### Your assignment
Print all entries word for word.

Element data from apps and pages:
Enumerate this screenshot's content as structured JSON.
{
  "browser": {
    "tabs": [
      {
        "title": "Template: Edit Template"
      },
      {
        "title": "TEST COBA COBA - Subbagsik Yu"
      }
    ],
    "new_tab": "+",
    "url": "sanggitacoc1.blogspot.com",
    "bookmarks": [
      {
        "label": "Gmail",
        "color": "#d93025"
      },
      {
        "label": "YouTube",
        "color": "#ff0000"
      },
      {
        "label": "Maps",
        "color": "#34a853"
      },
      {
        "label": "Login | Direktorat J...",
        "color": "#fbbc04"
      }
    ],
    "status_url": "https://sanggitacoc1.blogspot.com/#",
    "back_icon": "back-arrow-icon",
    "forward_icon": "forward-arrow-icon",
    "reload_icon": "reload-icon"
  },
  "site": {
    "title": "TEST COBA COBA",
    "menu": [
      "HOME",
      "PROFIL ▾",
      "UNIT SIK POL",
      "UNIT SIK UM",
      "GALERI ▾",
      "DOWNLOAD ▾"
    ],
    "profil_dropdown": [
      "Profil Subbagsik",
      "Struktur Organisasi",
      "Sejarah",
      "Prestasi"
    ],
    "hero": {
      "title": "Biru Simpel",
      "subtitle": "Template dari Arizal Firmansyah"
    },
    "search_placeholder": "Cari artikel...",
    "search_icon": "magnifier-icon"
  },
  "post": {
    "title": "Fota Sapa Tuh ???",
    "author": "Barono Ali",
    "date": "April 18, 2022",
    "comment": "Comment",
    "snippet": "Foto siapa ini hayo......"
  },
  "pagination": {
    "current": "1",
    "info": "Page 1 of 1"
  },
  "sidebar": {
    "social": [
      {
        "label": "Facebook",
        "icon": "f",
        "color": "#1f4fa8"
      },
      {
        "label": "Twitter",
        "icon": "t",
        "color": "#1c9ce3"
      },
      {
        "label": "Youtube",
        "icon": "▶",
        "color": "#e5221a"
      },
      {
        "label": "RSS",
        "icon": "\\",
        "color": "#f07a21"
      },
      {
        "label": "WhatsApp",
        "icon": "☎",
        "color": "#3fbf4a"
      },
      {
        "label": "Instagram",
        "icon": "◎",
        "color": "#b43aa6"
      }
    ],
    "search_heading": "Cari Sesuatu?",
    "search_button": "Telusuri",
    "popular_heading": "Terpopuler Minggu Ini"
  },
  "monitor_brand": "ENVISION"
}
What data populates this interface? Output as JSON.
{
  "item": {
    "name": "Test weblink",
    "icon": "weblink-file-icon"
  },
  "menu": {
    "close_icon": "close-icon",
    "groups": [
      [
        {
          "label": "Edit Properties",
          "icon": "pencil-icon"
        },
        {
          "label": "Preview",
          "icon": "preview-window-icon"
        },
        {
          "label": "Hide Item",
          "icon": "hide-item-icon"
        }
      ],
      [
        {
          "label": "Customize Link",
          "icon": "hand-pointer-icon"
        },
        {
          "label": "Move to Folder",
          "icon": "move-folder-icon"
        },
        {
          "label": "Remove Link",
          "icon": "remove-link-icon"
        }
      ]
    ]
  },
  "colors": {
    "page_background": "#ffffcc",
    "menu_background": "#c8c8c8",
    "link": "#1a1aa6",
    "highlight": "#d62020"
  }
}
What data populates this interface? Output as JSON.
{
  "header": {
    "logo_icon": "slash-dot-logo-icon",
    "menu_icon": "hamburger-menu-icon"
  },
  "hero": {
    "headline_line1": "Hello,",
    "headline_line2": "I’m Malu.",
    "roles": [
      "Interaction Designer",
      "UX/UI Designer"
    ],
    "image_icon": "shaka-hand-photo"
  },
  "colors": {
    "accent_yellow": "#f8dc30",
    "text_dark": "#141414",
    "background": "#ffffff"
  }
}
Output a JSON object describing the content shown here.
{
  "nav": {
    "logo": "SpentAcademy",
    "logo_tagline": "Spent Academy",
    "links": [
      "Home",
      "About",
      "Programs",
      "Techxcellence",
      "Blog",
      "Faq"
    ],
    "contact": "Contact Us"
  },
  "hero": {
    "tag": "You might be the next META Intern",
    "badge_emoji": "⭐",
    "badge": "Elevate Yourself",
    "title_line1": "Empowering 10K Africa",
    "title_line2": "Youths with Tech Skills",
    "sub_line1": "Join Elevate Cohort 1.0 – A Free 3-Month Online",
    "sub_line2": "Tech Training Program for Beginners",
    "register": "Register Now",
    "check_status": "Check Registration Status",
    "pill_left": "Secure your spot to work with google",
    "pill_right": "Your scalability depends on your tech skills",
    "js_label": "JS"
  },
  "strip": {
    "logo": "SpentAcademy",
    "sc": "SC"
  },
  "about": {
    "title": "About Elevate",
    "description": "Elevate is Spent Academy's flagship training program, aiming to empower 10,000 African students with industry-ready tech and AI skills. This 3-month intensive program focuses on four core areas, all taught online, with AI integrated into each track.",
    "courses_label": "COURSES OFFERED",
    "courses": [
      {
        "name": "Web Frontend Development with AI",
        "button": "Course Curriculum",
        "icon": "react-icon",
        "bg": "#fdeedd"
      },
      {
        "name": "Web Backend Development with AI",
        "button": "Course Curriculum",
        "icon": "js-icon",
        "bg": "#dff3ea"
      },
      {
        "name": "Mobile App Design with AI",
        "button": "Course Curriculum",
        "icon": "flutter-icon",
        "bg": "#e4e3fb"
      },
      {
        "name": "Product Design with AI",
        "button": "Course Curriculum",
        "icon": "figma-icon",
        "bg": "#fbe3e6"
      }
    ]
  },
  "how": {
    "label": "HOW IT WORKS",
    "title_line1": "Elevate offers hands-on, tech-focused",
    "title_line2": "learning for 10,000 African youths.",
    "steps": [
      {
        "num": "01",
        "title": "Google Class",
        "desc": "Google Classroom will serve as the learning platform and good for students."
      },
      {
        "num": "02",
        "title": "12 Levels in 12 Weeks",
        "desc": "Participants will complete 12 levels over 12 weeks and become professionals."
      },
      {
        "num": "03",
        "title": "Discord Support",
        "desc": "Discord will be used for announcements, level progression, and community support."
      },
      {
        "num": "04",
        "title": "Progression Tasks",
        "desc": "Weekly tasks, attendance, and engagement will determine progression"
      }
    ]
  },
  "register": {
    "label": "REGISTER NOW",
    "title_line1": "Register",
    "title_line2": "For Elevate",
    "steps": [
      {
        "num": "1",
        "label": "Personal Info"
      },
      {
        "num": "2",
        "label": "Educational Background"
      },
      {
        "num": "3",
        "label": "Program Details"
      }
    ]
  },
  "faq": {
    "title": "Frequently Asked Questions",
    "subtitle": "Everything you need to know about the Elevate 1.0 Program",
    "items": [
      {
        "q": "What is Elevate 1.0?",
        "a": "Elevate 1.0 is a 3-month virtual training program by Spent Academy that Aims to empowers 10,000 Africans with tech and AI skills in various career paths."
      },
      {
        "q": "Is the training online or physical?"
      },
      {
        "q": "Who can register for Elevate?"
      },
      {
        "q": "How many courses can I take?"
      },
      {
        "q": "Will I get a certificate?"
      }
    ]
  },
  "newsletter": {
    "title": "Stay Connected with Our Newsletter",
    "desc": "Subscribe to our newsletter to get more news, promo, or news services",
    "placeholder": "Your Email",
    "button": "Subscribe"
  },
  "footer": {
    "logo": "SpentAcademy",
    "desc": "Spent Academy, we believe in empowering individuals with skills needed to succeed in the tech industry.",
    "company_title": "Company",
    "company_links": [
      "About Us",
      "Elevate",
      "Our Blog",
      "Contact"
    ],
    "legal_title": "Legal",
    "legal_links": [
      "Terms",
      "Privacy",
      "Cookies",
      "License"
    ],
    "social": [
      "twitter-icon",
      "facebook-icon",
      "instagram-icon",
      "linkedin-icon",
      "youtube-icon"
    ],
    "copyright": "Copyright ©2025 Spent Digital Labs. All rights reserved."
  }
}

### Result
Enumerate this screenshot's content as structured JSON.
{
  "browser": {
    "tabs": [
      {
        "title": "Template: Edit Template"
      },
      {
        "title": "TEST COBA COBA - Subbagsik Yu"
      }
    ],
    "new_tab": "+",
    "url": "sanggitacoc1.blogspot.com",
    "bookmarks": [
      {
        "label": "Gmail",
        "color": "#d93025"
      },
      {
        "label": "YouTube",
        "color": "#ff0000"
      },
      {
        "label": "Maps",
        "color": "#34a853"
      },
      {
        "label": "Login | Direktorat J...",
        "color": "#fbbc04"
      }
    ],
    "status_url": "https://sanggitacoc1.blogspot.com/#",
    "back_icon": "back-arrow-icon",
    "forward_icon": "forward-arrow-icon",
    "reload_icon": "reload-icon"
  },
  "site": {
    "title": "TEST COBA COBA",
    "menu": [
      "HOME",
      "PROFIL ▾",
      "UNIT SIK POL",
      "UNIT SIK UM",
      "GALERI ▾",
      "DOWNLOAD ▾"
    ],
    "profil_dropdown": [
      "Profil Subbagsik",
      "Struktur Organisasi",
      "Sejarah",
      "Prestasi"
    ],
    "hero": {
      "title": "Biru Simpel",
      "subtitle": "Template dari Arizal Firmansyah"
    },
    "search_placeholder": "Cari artikel...",
    "search_icon": "magnifier-icon"
  },
  "post": {
    "title": "Fota Sapa Tuh ???",
    "author": "Barono Ali",
    "date": "April 18, 2022",
    "comment": "Comment",
    "snippet": "Foto siapa ini hayo......"
  },
  "pagination": {
    "current": "1",
    "info": "Page 1 of 1"
  },
  "sidebar": {
    "social": [
      {
        "label": "Facebook",
        "icon": "f",
        "color": "#1f4fa8"
      },
      {
        "label": "Twitter",
        "icon": "t",
        "color": "#1c9ce3"
      },
      {
        "label": "Youtube",
        "icon": "▶",
        "color": "#e5221a"
      },
      {
        "label": "RSS",
        "icon": "\\",
        "color": "#f07a21"
      },
      {
        "label": "WhatsApp",
        "icon": "☎",
        "color": "#3fbf4a"
      },
      {
        "label": "Instagram",
        "icon": "◎",
        "color": "#b43aa6"
      }
    ],
    "search_heading": "Cari Sesuatu?",
    "search_button": "Telusuri",
    "popular_heading": "Terpopuler Minggu Ini"
  },
  "monitor_brand": "ENVISION"
}
What data populates this interface? Output as JSON.
{
  "item": {
    "name": "Test weblink",
    "icon": "weblink-file-icon"
  },
  "menu": {
    "close_icon": "close-icon",
    "groups": [
      [
        {
          "label": "Edit Properties",
          "icon": "pencil-icon"
        },
        {
          "label": "Preview",
          "icon": "preview-window-icon"
        },
        {
          "label": "Hide Item",
          "icon": "hide-item-icon"
        }
      ],
      [
        {
          "label": "Customize Link",
          "icon": "hand-pointer-icon"
        },
        {
          "label": "Move to Folder",
          "icon": "move-folder-icon"
        },
        {
          "label": "Remove Link",
          "icon": "remove-link-icon"
        }
      ]
    ]
  },
  "colors": {
    "page_background": "#ffffcc",
    "menu_background": "#c8c8c8",
    "link": "#1a1aa6",
    "highlight": "#d62020"
  }
}
What data populates this interface? Output as JSON.
{
  "header": {
    "logo_icon": "slash-dot-logo-icon",
    "menu_icon": "hamburger-menu-icon"
  },
  "hero": {
    "headline_line1": "Hello,",
    "headline_line2": "I’m Malu.",
    "roles": [
      "Interaction Designer",
      "UX/UI Designer"
    ],
    "image_icon": "shaka-hand-photo"
  },
  "colors": {
    "accent_yellow": "#f8dc30",
    "text_dark": "#141414",
    "background": "#ffffff"
  }
}
Output a JSON object describing the content shown here.
{
  "nav": {
    "logo": "SpentAcademy",
    "logo_tagline": "Spent Academy",
    "links": [
      "Home",
      "About",
      "Programs",
      "Techxcellence",
      "Blog",
      "Faq"
    ],
    "contact": "Contact Us"
  },
  "hero": {
    "tag": "You might be the next META Intern",
    "badge_emoji": "⭐",
    "badge": "Elevate Yourself",
    "title_line1": "Empowering 10K Africa",
    "title_line2": "Youths with Tech Skills",
    "sub_line1": "Join Elevate Cohort 1.0 – A Free 3-Month Online",
    "sub_line2": "Tech Training Program for Beginners",
    "register": "Register Now",
    "check_status": "Check Registration Status",
    "pill_left": "Secure your spot to work with google",
    "pill_right": "Your scalability depends on your tech skills",
    "js_label": "JS"
  },
  "strip": {
    "logo": "SpentAcademy",
    "sc": "SC"
  },
  "about": {
    "title": "About Elevate",
    "description": "Elevate is Spent Academy's flagship training program, aiming to empower 10,000 African students with industry-ready tech and AI skills. This 3-month intensive program focuses on four core areas, all taught online, with AI integrated into each track.",
    "courses_label": "COURSES OFFERED",
    "courses": [
      {
        "name": "Web Frontend Development with AI",
        "button": "Course Curriculum",
        "icon": "react-icon",
        "bg": "#fdeedd"
      },
      {
        "name": "Web Backend Development with AI",
        "button": "Course Curriculum",
        "icon": "js-icon",
        "bg": "#dff3ea"
      },
      {
        "name": "Mobile App Design with AI",
        "button": "Course Curriculum",
        "icon": "flutter-icon",
        "bg": "#e4e3fb"
      },
      {
        "name": "Product Design with AI",
        "button": "Course Curriculum",
        "icon": "figma-icon",
        "bg": "#fbe3e6"
      }
    ]
  },
  "how": {
    "label": "HOW IT WORKS",
    "title_line1": "Elevate offers hands-on, tech-focused",
    "title_line2": "learning for 10,000 African youths.",
    "steps": [
      {
        "num": "01",
        "title": "Google Class",
        "desc": "Google Classroom will serve as the learning platform and good for students."
      },
      {
        "num": "02",
        "title": "12 Levels in 12 Weeks",
        "desc": "Participants will complete 12 levels over 12 weeks and become professionals."
      },
      {
        "num": "03",
        "title": "Discord Support",
        "desc": "Discord will be used for announcements, level progression, and community support."
      },
      {
        "num": "04",
        "title": "Progression Tasks",
        "desc": "Weekly tasks, attendance, and engagement will determine progression"
      }
    ]
  },
  "register": {
    "label": "REGISTER NOW",
    "title_line1": "Register",
    "title_line2": "For Elevate",
    "steps": [
      {
        "num": "1",
        "label": "Personal Info"
      },
      {
        "num": "2",
        "label": "Educational Background"
      },
      {
        "num": "3",
        "label": "Program Details"
      }
    ]
  },
  "faq": {
    "title": "Frequently Asked Questions",
    "subtitle": "Everything you need to know about the Elevate 1.0 Program",
    "items": [
      {
        "q": "What is Elevate 1.0?",
        "a": "Elevate 1.0 is a 3-month virtual training program by Spent Academy that Aims to empowers 10,000 Africans with tech and AI skills in various career paths."
      },
      {
        "q": "Is the training online or physical?"
      },
      {
        "q": "Who can register for Elevate?"
      },
      {
        "q": "How many courses can I take?"
      },
      {
        "q": "Will I get a certificate?"
      }
    ]
  },
  "newsletter": {
    "title": "Stay Connected with Our Newsletter",
    "desc": "Subscribe to our newsletter to get more news, promo, or news services",
    "placeholder": "Your Email",
    "button": "Subscribe"
  },
  "footer": {
    "logo": "SpentAcademy",
    "desc": "Spent Academy, we believe in empowering individuals with skills needed to succeed in the tech industry.",
    "company_title": "Company",
    "company_links": [
      "About Us",
      "Elevate",
      "Our Blog",
      "Contact"
    ],
    "legal_title": "Legal",
    "legal_links": [
      "Terms",
      "Privacy",
      "Cookies",
      "License"
    ],
    "social": [
      "twitter-icon",
      "facebook-icon",
      "instagram-icon",
      "linkedin-icon",
      "youtube-icon"
    ],
    "copyright": "Copyright ©2025 Spent Digital Labs. All rights reserved."
  }
}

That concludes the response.